Federal Court Rules Against Black Warrior Riverkeeper Request for Preliminary Injunction to Block Construction of the Northern Beltline
BIRMINGHAM, ALABAMA – This afternoon the U.S. District Court for the Middle District of Alabama Northern Division ruled against the Black Warrior Riverkeeper (BWR) in BWR’s request for a preliminary injunction to block the start of construction for the Northern Beltline.
The BWR had requested the injunction, claiming that the start of construction on a 1.8 mile segment of the Northern Beltline joining State Roads 79 and 75 violated the National Environmental Policy Act requirements and that the U.S. Army Corps of Engineers (CORPS) should have conducted an Environmental Impact Study for the entire 50.1 mile Northern Beltline project instead of only the first segment.
BWR sought the preliminary injunction against the Alabama Department of Transportation and the U.S. Army Corps of Engineers.
Renee Carter, executive director of the Coalition for Regional Transportation, said, “This very strong order of the federal court reflects exactly what we have been saying about the need for the Northern Beltline for the past several years – that it is a necessary and justifiable transportation project that will tremendously benefit the people of this area. We are both very pleased and gratified by the court’s order.”Read more
Any problem that ensues on the interstate system in Birmingham today has a pretty good chance of rapidly deteriorating into major traffic jams. Because we don’t yet have the Northern Beltline, east-west travelers passing through Birmingham have little option but to use the I-20/59 corridor through downtown, vastly magnifying any traffic issues that occur.

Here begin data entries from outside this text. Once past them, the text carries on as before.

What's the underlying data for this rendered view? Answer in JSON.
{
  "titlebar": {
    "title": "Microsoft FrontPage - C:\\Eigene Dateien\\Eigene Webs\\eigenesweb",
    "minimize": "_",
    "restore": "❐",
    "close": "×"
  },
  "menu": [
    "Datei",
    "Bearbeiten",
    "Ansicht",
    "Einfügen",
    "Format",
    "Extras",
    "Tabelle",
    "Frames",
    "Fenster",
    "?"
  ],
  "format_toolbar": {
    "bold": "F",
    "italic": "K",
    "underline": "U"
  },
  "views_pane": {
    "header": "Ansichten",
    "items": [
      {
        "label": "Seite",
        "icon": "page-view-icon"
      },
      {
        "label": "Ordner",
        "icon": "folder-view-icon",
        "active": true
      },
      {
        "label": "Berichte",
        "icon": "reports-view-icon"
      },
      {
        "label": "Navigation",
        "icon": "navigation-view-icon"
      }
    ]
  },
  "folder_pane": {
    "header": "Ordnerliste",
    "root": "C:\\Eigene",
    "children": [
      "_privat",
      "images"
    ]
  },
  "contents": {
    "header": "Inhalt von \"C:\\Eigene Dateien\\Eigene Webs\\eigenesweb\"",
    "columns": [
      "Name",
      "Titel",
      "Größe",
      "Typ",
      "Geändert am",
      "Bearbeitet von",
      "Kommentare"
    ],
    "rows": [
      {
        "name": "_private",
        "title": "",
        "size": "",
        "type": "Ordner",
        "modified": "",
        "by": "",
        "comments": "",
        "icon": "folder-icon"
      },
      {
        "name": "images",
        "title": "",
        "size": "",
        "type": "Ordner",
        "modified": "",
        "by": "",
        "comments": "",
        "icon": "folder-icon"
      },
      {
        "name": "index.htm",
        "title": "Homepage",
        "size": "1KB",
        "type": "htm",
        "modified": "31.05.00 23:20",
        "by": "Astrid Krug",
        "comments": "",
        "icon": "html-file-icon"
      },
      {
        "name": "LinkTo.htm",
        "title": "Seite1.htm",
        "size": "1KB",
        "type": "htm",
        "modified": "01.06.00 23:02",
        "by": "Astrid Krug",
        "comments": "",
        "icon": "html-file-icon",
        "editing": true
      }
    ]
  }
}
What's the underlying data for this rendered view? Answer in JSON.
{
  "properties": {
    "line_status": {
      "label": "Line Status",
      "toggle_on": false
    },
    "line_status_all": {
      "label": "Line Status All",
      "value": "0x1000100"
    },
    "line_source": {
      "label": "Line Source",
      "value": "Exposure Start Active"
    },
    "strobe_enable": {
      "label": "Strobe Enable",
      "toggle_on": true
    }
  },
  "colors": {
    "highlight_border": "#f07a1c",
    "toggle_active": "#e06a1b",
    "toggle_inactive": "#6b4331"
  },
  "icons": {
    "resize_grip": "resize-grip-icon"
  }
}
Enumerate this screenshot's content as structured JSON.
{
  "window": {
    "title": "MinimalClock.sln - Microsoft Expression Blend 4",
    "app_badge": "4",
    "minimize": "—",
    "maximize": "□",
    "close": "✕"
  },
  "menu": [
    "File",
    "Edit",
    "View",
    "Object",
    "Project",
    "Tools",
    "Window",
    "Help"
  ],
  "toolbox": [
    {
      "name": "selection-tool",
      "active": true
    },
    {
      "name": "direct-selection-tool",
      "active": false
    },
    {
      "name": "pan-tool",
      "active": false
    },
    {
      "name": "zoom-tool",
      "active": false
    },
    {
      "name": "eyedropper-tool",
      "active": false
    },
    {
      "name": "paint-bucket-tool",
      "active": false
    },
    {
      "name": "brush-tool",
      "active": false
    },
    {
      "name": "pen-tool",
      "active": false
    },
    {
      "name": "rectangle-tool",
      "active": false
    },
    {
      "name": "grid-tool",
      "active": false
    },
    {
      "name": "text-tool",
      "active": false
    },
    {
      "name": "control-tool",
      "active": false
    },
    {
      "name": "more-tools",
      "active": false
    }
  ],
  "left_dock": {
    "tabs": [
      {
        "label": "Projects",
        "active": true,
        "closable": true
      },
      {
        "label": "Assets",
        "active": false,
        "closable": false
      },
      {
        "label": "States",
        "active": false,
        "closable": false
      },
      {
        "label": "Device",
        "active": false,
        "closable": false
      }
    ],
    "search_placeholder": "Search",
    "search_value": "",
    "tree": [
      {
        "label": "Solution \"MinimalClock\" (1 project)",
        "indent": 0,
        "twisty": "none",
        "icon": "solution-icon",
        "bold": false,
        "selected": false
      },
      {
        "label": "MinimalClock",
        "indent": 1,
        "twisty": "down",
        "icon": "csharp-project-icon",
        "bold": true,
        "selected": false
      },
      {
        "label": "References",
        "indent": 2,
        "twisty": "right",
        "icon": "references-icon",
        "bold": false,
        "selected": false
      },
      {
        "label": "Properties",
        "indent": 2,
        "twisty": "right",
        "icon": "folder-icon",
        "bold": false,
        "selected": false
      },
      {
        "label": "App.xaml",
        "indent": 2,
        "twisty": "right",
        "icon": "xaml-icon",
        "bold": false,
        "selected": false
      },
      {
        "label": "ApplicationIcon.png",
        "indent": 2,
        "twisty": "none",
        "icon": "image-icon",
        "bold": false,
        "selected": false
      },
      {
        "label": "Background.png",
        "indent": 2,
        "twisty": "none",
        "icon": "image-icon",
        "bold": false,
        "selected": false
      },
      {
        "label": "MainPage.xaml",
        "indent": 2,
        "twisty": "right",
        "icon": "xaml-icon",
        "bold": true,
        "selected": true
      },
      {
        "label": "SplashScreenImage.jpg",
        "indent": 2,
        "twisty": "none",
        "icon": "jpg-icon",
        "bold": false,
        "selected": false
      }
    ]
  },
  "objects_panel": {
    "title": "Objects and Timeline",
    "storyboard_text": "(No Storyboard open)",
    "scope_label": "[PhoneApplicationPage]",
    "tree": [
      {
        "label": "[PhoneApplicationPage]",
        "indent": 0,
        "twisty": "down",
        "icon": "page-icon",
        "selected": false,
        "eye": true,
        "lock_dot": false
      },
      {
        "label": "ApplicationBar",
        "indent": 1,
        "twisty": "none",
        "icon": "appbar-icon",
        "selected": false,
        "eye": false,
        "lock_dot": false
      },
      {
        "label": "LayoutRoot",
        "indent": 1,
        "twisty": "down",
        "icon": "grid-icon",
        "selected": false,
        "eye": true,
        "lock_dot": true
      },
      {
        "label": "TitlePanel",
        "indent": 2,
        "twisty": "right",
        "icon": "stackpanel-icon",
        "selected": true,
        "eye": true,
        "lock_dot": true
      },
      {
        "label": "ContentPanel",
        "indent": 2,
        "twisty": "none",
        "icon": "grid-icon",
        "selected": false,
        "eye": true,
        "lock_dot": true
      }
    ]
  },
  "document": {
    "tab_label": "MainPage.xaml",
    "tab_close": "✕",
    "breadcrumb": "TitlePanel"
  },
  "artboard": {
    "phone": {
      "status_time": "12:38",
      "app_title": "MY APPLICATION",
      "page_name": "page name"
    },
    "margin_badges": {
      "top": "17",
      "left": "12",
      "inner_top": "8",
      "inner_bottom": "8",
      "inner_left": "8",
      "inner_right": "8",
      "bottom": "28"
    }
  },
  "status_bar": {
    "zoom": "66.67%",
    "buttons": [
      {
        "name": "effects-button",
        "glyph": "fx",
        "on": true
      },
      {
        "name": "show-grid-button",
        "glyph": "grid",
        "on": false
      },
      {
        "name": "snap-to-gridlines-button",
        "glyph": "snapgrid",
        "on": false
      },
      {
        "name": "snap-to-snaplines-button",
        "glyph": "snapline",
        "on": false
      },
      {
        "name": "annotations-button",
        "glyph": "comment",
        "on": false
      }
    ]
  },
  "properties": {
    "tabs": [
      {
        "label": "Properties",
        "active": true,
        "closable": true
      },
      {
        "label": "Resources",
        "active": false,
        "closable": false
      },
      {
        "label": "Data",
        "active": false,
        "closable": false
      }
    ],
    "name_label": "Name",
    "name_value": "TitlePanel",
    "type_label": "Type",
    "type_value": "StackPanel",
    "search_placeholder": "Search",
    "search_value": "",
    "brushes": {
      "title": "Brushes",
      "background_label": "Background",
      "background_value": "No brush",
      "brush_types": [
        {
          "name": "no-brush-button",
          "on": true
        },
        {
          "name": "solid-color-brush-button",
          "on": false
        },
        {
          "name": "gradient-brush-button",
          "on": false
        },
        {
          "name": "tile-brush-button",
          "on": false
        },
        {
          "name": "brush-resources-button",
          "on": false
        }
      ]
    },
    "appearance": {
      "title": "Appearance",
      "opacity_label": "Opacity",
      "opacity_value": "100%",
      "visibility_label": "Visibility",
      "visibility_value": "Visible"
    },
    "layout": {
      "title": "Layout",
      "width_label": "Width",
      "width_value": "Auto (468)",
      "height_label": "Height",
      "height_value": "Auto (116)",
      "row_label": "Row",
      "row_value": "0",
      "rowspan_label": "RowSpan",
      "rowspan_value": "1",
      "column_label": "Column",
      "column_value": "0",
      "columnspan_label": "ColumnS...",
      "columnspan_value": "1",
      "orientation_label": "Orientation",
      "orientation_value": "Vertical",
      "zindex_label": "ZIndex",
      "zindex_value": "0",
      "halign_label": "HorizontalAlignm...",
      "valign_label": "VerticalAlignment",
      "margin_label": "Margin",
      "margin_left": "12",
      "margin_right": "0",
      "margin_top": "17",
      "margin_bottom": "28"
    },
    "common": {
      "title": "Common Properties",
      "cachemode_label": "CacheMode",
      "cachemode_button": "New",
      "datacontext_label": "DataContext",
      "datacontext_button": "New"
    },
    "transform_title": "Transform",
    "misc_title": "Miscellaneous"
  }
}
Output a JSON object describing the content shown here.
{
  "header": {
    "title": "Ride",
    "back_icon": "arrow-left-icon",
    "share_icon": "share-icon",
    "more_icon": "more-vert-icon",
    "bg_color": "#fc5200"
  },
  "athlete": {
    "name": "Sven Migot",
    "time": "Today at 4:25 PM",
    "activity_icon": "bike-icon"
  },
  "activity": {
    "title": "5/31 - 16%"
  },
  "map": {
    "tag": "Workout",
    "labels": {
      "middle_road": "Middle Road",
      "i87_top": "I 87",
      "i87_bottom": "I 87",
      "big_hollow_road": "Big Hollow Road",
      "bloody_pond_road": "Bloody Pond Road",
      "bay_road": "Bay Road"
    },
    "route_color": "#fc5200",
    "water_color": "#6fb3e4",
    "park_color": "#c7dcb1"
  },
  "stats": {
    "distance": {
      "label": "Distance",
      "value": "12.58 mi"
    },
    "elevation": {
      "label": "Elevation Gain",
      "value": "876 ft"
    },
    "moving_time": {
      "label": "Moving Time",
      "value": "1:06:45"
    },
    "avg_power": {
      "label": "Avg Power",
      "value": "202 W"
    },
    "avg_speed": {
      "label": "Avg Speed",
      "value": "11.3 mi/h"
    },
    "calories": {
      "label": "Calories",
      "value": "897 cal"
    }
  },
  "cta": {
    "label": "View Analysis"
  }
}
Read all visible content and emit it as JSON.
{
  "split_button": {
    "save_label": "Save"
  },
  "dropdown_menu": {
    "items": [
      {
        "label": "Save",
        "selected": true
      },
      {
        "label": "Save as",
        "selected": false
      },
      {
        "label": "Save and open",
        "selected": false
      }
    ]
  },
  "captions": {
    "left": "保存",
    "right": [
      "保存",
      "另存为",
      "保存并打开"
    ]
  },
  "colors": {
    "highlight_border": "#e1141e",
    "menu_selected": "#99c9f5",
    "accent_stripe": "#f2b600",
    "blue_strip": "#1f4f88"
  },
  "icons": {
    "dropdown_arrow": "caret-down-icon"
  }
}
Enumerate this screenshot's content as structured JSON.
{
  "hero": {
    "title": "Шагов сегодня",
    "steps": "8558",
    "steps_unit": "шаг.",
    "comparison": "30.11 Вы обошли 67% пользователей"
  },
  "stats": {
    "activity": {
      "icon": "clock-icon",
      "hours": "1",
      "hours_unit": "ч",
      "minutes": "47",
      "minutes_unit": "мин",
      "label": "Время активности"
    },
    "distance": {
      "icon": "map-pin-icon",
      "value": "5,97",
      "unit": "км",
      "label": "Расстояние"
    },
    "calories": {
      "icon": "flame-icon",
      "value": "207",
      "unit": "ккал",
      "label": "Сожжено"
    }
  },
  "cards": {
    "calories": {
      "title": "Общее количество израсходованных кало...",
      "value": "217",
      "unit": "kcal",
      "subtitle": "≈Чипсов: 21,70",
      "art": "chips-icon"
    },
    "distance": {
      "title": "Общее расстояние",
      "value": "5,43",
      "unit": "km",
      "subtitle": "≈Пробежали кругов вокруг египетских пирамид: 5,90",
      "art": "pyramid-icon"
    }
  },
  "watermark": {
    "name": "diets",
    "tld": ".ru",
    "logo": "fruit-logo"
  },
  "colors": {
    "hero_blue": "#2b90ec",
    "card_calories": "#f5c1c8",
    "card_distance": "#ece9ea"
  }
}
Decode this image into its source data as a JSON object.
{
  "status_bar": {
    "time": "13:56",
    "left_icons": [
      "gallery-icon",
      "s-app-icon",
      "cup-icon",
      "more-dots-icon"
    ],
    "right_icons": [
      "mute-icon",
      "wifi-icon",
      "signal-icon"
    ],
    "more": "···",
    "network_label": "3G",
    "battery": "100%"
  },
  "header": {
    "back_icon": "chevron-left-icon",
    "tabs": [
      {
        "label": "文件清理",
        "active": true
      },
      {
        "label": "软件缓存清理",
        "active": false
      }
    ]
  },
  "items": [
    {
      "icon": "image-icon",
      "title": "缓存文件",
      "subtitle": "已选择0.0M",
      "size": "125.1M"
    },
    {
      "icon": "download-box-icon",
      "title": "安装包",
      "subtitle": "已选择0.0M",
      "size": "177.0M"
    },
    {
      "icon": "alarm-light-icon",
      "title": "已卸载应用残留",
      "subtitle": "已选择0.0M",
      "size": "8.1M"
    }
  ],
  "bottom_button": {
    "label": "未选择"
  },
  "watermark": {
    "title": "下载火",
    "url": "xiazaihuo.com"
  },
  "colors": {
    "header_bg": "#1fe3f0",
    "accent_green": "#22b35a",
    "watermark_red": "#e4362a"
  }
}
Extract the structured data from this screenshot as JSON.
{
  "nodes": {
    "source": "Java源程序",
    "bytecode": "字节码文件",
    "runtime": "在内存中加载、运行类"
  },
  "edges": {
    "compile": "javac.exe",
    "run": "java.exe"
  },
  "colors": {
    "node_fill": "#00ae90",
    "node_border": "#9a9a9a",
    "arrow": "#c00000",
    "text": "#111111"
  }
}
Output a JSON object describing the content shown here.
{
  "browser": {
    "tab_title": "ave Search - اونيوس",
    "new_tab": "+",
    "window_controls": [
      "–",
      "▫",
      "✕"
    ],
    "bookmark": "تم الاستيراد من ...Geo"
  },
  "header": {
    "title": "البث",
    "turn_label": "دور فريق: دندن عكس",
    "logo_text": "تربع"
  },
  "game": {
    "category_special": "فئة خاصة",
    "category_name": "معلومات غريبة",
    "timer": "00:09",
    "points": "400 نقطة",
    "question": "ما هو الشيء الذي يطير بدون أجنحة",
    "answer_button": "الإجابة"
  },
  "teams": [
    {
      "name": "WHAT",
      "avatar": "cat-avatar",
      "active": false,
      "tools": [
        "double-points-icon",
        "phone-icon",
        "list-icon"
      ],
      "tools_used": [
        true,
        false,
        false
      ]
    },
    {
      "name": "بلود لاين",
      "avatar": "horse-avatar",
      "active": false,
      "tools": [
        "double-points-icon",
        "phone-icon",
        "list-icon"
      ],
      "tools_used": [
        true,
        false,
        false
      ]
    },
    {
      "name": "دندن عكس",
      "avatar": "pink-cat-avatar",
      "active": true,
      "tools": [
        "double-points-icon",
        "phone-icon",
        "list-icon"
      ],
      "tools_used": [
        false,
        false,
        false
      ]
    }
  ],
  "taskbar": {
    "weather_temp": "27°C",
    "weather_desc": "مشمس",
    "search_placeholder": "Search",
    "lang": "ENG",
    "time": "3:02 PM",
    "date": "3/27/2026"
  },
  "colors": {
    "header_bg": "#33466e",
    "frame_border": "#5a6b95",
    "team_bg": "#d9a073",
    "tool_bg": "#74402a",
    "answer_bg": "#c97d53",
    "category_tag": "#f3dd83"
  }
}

John Cooper writes, in an Op-Ed for AL.COM:
Look at what happened when I-20 East was recently closed for rebuilding. During peak travel periods, traffic from downtown Birmingham to the interchange between I-20/59 and I-459 was gridlocked. I know this because I was stuck there with you. And, as we inched along together, I noticed the line in front of me was dominated by large trucks. Knowing how information travels quickly among truckers, I couldn’t help but wonder why they were in this situation. Why did they not go another route?
Again, the answer is simple: there is no other route.
With Alabama’s legislature finding ways to balance the state’s budget, projects like the Northern Beltline that invest in the region’s economic development and create opportunities are the obvious solution to moving Alabama forward.
Jay Reed writes:
Alabama’s commercial construction industry is a vital and significant component of the economy and impacts more than half of our state’s employment. A study recently conducted by the Associated Builders and Contractors of Alabama found that commercial construction and the industries that feed it stimulated $9.349 billion of business in our state, and generated 150,000 full-time jobs in 2010 alone.
Alabama Governor Robert Bentley said that the Northern Beltline will be the best-designed highway in Alabama, and that during construction, the most care will be taken to minimize environmental impacts.
Calling the project one of his campaign promises, Bentley made the remark during a Tuesday press conference at Gardendale Public Library announcing the state has secured the final necessary permit to begin building the first 1.3-mile segment of the highway.
The director of the Alabama Department of Transportation recently said that economic development projects have sent three counties to the top of the state’s $1 billion road and bridge program.
A chart compiled by AL.com showed that Cullman County, Madison County and Tuscaloosa County received more per capita than the other 20 largest counties under the Alabama Transportation Rehabilitation and Improvement Program.